▶ Problem details
Wherever a line holds the word "object", copy that line from the data.

▶ Stored entries
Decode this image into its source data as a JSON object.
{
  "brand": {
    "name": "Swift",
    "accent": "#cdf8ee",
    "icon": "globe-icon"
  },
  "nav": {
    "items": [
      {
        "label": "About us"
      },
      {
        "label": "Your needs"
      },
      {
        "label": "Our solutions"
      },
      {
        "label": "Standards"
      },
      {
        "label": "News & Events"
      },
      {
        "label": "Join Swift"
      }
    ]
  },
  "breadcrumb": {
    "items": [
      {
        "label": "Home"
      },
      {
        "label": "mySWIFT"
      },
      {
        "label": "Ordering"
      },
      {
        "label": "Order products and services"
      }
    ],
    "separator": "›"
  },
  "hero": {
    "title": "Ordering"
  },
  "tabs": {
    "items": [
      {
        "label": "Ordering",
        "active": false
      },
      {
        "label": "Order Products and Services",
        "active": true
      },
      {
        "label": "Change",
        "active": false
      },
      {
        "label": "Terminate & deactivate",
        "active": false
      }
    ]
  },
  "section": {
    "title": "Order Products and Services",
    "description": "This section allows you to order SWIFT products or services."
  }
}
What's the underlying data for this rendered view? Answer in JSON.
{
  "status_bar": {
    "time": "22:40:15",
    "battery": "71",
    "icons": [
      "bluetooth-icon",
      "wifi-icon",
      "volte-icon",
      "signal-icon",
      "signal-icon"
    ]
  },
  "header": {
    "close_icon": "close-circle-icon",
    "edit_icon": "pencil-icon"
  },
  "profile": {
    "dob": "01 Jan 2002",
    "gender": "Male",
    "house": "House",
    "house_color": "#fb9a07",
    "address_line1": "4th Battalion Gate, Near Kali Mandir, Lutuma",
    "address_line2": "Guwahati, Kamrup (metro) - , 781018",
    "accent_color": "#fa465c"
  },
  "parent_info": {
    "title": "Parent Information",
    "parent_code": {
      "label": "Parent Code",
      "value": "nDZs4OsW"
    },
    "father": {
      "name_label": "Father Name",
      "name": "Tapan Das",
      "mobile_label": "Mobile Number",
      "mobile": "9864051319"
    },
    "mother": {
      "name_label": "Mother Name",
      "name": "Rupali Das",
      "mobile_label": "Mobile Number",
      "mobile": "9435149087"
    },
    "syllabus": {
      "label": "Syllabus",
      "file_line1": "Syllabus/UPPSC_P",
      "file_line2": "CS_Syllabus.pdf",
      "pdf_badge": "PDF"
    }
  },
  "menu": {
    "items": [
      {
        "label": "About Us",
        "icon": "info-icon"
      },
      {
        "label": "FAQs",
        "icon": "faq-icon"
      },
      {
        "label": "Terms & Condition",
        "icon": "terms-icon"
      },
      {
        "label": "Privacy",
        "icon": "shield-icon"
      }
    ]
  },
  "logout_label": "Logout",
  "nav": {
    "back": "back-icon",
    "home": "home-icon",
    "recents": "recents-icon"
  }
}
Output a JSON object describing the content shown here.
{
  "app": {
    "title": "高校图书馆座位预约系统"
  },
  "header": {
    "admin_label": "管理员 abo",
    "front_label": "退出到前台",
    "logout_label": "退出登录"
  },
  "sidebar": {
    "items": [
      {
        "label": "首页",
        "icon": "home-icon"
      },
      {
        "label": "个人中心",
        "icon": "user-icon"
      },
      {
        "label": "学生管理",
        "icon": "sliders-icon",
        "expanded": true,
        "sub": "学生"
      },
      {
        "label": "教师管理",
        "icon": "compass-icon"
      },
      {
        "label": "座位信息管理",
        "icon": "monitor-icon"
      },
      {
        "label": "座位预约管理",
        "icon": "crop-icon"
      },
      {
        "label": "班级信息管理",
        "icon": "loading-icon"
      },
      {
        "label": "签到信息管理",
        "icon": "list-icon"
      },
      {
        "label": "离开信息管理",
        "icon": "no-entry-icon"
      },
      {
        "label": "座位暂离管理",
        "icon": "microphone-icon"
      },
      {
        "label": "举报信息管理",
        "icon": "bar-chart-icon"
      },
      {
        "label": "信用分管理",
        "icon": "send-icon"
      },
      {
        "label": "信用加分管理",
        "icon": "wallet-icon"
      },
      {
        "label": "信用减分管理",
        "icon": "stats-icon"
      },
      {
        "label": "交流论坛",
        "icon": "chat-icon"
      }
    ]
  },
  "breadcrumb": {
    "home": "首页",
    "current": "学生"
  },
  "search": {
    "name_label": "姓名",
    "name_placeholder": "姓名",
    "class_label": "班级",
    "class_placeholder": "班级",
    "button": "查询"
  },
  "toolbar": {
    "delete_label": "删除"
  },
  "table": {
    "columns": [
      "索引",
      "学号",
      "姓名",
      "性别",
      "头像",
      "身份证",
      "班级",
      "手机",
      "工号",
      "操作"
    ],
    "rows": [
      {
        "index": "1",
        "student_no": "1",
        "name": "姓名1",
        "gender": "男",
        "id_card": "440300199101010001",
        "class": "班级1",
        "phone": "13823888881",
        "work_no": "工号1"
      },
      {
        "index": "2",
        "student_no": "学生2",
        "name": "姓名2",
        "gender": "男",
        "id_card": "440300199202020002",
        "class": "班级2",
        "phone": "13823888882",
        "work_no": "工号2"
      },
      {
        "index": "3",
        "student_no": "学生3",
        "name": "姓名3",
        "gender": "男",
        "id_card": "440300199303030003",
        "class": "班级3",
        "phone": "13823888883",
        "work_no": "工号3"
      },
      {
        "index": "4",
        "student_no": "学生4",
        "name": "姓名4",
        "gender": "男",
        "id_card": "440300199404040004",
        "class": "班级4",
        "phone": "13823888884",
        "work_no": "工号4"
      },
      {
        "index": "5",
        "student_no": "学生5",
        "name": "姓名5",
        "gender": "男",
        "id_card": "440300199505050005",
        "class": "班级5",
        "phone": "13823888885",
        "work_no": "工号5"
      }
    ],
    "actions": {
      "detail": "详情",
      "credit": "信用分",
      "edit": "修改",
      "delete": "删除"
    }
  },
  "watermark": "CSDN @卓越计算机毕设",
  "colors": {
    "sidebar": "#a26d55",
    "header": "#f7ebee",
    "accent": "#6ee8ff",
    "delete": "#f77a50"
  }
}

▶ Exercise output
Decode this image into its source data as a JSON object.
Output a JSON object describing the content shown here.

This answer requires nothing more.